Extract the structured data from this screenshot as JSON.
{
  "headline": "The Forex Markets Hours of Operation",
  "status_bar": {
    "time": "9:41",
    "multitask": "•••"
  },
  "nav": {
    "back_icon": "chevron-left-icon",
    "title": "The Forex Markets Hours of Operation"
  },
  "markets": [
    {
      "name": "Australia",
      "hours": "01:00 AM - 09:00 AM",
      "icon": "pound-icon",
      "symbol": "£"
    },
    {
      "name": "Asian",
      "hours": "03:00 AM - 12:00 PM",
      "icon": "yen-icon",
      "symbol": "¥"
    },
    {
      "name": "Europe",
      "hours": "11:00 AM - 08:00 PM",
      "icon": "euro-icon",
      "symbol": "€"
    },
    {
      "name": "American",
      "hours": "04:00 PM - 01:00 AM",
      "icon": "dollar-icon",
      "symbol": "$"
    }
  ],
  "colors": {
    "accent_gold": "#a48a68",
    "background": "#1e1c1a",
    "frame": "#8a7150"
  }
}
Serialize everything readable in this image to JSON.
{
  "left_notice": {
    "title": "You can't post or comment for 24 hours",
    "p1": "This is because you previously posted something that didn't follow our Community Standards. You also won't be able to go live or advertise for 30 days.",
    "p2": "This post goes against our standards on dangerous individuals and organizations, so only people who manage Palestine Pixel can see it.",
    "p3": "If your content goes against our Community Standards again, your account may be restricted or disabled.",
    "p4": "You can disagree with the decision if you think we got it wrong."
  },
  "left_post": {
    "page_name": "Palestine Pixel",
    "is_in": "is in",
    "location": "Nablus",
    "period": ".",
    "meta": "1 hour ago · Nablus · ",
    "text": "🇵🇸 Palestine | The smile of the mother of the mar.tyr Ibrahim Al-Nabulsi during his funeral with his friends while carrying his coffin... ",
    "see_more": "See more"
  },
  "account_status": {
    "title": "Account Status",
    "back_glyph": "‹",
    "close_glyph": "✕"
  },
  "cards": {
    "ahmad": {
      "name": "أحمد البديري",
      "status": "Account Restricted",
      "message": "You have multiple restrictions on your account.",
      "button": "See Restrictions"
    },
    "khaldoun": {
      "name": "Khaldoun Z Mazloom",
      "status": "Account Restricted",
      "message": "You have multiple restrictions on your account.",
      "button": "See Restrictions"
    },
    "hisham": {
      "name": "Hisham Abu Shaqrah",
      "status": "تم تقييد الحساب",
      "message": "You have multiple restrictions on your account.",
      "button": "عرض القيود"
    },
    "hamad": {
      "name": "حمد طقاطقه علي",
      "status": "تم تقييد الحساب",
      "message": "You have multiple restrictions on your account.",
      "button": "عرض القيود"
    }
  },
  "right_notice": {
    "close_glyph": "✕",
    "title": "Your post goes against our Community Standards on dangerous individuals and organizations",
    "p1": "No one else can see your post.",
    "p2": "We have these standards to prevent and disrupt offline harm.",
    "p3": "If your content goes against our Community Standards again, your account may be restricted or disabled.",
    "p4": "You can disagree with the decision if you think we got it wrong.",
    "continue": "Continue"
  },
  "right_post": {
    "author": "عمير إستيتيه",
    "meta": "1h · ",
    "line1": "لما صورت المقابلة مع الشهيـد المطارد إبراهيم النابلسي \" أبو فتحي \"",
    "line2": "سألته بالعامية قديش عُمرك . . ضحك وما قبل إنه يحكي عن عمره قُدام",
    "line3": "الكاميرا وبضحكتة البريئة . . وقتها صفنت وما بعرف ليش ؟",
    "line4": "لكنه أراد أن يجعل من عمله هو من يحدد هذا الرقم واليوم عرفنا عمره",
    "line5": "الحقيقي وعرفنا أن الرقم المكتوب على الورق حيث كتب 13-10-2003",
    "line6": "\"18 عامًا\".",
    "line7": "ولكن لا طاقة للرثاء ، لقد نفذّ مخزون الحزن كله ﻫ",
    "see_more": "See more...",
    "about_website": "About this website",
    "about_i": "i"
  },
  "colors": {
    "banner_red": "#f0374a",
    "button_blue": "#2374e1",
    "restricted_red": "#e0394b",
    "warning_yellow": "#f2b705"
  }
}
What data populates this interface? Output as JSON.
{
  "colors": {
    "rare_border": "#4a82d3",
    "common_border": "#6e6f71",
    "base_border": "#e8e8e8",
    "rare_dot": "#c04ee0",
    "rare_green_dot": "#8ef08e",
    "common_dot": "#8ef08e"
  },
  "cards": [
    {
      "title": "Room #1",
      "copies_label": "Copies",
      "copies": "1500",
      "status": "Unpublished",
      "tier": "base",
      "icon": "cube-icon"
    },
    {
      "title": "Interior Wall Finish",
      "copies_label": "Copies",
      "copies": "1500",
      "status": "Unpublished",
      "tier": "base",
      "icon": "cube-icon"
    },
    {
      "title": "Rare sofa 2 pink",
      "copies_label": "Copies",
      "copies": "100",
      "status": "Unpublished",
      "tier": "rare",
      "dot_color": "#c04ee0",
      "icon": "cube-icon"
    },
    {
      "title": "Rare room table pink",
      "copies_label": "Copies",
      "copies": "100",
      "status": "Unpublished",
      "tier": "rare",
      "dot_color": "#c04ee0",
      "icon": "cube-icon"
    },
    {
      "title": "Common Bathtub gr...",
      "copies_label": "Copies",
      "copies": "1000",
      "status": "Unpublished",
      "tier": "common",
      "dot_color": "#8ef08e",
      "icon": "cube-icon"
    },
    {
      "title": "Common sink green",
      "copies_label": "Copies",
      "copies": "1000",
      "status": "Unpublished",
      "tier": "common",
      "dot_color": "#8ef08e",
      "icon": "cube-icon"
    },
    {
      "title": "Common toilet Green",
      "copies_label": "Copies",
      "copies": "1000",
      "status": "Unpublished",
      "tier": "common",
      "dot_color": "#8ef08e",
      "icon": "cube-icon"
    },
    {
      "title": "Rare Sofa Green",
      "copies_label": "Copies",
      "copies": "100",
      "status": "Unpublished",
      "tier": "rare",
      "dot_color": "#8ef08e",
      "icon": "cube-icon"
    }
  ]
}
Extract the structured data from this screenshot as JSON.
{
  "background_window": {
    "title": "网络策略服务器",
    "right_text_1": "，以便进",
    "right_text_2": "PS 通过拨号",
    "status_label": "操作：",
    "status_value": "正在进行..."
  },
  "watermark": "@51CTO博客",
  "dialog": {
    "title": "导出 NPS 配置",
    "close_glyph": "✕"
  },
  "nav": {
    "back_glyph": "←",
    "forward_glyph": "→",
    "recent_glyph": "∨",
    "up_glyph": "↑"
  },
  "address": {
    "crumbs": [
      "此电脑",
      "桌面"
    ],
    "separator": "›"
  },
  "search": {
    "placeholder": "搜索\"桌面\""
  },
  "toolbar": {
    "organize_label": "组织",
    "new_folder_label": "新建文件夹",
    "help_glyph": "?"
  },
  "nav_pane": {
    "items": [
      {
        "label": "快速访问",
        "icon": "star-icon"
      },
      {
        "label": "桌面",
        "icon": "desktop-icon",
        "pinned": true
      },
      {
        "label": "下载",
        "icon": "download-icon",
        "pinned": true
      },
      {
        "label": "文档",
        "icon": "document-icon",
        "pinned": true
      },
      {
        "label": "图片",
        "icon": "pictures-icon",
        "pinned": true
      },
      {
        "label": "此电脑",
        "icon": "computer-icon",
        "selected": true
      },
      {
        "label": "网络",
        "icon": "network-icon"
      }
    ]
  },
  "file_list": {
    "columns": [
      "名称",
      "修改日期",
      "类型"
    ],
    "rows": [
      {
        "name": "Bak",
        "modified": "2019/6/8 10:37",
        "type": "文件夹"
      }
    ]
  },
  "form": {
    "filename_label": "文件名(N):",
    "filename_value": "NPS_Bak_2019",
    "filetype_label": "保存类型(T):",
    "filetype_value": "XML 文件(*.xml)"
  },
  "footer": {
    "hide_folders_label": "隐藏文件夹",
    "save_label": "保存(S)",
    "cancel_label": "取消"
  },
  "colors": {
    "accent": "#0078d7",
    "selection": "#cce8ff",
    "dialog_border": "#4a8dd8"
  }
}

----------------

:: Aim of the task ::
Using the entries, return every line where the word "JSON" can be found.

:: Task response ::
Extract the structured data from this screenshot as JSON.
Serialize everything readable in this image to JSON.
What data populates this interface? Output as JSON.
Extract the structured data from this screenshot as JSON.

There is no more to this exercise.